This book re-connects the history of medicine with the social and political history of India. It analyzes the popular and subaltern healing practices in the region, and moves away from the view that a relatively homogenous and discrete set of practices, organized under the name of 'indigenous' medicine, confronted an equally homogenous and discrete set of 'modern' practices in a colonial situation. The author argues that both the pre-existing domain of healing as well as the new forces of modernity was heterogeneous and pluralized. The book discusses that, owing to this plurality on both sides, their relationship was not an uniformly confrontational one. Different aspects of the pre-existing healing praxes articulated with different aspects of colonial modernity through a range of ways, such as mimesis and confrontation. The first full-length historical exploration of the histories of minor/non-classical domain of healing, this book maps the intellectual history of 'subaltern' healing in the region.

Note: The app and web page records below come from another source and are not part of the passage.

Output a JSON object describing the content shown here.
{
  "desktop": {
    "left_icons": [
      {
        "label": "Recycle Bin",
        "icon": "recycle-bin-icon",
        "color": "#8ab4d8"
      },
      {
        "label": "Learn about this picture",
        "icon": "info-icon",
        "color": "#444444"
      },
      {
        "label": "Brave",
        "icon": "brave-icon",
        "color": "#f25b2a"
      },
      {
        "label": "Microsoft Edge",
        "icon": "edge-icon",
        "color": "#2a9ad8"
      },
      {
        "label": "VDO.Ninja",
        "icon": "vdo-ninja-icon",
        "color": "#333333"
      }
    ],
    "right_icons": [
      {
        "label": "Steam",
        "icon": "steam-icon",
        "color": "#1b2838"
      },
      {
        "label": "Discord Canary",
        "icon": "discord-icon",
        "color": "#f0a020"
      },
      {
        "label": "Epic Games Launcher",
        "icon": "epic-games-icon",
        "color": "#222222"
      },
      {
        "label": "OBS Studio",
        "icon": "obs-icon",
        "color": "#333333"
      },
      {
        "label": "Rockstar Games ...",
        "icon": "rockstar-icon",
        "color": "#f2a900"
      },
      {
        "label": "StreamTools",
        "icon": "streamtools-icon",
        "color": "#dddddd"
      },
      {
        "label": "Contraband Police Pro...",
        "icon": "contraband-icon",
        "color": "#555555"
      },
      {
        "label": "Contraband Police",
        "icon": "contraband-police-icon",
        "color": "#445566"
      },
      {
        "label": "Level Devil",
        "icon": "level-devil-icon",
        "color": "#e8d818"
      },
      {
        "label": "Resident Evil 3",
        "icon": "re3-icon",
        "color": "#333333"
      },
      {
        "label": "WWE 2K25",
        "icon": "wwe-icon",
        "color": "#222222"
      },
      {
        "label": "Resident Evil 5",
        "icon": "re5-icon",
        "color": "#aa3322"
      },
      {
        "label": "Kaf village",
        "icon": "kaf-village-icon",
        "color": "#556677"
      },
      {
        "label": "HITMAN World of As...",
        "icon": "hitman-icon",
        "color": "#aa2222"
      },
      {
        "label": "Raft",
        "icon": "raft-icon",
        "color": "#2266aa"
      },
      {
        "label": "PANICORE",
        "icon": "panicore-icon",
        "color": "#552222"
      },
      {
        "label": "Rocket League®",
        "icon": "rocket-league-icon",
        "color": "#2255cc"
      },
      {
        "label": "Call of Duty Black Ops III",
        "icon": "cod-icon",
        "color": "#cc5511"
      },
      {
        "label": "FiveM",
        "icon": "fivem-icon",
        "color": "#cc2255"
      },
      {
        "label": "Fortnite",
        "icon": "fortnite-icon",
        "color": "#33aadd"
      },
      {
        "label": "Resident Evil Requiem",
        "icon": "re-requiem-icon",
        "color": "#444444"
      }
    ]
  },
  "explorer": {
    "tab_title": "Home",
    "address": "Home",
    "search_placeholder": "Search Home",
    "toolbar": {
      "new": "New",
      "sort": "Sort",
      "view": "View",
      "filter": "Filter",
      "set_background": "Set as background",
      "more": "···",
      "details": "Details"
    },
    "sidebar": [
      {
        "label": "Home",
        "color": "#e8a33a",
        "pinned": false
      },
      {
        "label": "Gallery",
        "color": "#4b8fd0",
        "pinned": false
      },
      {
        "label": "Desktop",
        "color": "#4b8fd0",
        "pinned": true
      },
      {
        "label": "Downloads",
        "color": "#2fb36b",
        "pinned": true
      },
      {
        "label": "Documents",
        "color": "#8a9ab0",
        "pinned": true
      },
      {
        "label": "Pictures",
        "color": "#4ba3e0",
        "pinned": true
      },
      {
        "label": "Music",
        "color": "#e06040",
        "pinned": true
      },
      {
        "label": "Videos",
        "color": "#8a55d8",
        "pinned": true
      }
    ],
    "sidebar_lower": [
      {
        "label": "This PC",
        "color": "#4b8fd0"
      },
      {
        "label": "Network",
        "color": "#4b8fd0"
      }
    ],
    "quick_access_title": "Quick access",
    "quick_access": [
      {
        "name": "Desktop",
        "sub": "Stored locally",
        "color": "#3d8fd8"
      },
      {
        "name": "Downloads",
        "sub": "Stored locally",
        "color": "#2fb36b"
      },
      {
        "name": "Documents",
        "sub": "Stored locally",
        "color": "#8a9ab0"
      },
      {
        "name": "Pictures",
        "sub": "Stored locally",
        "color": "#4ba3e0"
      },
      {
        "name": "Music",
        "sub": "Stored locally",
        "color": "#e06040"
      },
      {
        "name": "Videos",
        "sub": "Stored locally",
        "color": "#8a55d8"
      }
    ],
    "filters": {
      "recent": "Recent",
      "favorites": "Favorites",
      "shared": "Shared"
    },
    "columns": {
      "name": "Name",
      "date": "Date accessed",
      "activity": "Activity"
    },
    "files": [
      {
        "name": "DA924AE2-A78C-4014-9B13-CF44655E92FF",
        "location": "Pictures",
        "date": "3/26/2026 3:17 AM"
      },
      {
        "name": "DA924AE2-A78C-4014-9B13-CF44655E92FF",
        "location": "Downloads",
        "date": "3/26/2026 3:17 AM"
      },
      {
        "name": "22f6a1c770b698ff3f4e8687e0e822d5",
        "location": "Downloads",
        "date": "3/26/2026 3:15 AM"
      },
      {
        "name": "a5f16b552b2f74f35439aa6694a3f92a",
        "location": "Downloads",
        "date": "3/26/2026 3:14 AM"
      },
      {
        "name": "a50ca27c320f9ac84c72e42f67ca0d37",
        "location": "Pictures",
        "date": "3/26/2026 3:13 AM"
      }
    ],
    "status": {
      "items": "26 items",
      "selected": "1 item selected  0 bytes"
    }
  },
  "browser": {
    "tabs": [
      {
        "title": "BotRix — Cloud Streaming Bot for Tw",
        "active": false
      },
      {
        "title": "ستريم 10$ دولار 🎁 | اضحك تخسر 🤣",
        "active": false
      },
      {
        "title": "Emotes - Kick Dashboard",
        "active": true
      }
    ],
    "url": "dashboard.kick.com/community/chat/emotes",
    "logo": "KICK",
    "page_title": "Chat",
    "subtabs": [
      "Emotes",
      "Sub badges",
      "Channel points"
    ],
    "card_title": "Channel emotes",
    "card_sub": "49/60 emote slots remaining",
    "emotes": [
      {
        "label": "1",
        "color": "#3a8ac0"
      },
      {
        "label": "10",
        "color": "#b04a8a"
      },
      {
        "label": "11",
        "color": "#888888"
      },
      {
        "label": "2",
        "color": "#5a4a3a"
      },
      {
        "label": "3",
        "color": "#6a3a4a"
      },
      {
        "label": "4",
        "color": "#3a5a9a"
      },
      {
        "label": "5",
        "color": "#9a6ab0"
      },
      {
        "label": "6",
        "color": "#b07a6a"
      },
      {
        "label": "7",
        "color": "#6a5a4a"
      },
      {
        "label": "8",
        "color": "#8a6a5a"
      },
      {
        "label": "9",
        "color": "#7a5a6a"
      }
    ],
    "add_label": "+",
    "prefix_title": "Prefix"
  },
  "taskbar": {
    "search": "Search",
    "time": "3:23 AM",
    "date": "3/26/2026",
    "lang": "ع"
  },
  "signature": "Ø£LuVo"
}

It is of interest to academics working in the field of Indian history, the history of medicine and public health.
Publisher: Taylor & Francis Ltd